Work instructions =>
A single number is required: how many lines in the data below contain "Music".

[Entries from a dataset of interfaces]
== Segment start ==

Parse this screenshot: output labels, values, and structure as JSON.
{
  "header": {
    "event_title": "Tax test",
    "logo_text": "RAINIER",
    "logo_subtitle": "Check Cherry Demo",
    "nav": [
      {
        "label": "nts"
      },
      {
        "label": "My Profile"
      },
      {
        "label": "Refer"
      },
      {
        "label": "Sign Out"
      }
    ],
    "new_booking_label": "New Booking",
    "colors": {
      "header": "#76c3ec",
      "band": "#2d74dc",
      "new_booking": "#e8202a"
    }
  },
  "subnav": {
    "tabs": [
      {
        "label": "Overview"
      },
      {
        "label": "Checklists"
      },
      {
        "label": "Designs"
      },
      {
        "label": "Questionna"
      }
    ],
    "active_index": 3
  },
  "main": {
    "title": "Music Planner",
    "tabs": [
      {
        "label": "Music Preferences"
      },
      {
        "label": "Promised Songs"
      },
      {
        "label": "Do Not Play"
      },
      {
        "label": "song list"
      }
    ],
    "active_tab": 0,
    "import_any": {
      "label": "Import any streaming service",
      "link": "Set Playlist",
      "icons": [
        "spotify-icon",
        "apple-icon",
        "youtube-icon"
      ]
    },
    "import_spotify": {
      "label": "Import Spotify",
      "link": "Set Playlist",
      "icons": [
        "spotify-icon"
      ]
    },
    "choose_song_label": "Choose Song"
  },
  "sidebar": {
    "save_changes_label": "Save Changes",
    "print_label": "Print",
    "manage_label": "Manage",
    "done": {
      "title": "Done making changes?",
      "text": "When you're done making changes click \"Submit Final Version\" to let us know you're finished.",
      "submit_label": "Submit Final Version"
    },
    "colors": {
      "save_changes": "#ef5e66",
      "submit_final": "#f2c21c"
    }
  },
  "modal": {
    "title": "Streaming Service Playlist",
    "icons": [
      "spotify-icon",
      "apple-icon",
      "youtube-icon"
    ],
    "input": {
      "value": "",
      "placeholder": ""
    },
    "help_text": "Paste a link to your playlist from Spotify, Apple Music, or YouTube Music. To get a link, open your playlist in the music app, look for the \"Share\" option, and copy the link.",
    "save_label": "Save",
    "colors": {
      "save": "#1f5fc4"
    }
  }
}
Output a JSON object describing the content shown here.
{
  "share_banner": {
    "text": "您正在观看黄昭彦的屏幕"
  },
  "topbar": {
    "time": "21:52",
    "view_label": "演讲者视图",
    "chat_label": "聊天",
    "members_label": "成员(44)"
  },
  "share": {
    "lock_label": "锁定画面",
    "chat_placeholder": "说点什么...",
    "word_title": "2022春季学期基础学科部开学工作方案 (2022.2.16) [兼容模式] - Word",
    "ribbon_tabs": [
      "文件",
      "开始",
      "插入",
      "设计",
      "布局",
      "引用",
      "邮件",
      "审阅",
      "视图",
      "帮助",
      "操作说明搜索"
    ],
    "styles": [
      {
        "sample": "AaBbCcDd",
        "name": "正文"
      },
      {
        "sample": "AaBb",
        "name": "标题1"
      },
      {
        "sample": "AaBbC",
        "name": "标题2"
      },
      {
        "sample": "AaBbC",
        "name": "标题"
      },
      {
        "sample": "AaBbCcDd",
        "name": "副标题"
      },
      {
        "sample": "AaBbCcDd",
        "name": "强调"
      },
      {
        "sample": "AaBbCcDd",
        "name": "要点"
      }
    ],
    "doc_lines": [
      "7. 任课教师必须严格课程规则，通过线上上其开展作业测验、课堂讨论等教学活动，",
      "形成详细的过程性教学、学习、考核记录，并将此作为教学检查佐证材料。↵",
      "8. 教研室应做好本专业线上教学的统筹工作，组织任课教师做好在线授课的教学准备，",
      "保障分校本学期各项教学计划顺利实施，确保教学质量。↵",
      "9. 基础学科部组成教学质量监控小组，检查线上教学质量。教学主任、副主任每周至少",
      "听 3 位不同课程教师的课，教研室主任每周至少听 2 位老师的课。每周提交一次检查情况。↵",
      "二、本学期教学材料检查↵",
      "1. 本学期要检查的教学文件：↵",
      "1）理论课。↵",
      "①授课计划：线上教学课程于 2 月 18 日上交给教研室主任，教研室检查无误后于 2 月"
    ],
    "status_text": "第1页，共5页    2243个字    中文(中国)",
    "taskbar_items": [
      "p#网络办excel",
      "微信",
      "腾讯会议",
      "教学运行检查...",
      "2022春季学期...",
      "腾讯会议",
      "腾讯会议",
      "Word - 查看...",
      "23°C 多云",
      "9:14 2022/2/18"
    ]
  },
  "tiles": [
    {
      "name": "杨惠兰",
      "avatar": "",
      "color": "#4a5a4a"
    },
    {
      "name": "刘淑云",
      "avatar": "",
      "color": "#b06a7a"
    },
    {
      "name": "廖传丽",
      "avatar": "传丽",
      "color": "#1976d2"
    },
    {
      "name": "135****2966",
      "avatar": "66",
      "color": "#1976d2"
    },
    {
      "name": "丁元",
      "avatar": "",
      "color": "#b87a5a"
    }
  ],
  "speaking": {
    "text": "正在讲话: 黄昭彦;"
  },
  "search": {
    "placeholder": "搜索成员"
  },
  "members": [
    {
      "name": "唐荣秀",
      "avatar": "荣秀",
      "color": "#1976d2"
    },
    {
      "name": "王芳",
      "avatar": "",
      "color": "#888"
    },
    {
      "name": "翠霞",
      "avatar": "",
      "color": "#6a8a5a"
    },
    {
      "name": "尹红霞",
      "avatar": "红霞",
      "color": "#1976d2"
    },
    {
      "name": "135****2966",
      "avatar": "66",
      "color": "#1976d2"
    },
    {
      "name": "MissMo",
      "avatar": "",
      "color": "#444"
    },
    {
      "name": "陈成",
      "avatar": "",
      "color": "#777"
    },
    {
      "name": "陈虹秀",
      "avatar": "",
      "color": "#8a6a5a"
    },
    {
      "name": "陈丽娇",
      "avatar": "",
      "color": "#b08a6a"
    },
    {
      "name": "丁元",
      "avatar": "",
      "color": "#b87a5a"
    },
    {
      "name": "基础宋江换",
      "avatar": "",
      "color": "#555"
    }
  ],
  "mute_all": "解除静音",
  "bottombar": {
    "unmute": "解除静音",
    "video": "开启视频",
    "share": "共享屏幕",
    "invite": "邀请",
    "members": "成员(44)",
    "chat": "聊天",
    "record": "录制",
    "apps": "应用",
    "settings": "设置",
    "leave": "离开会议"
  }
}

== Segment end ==

Task answer =>
3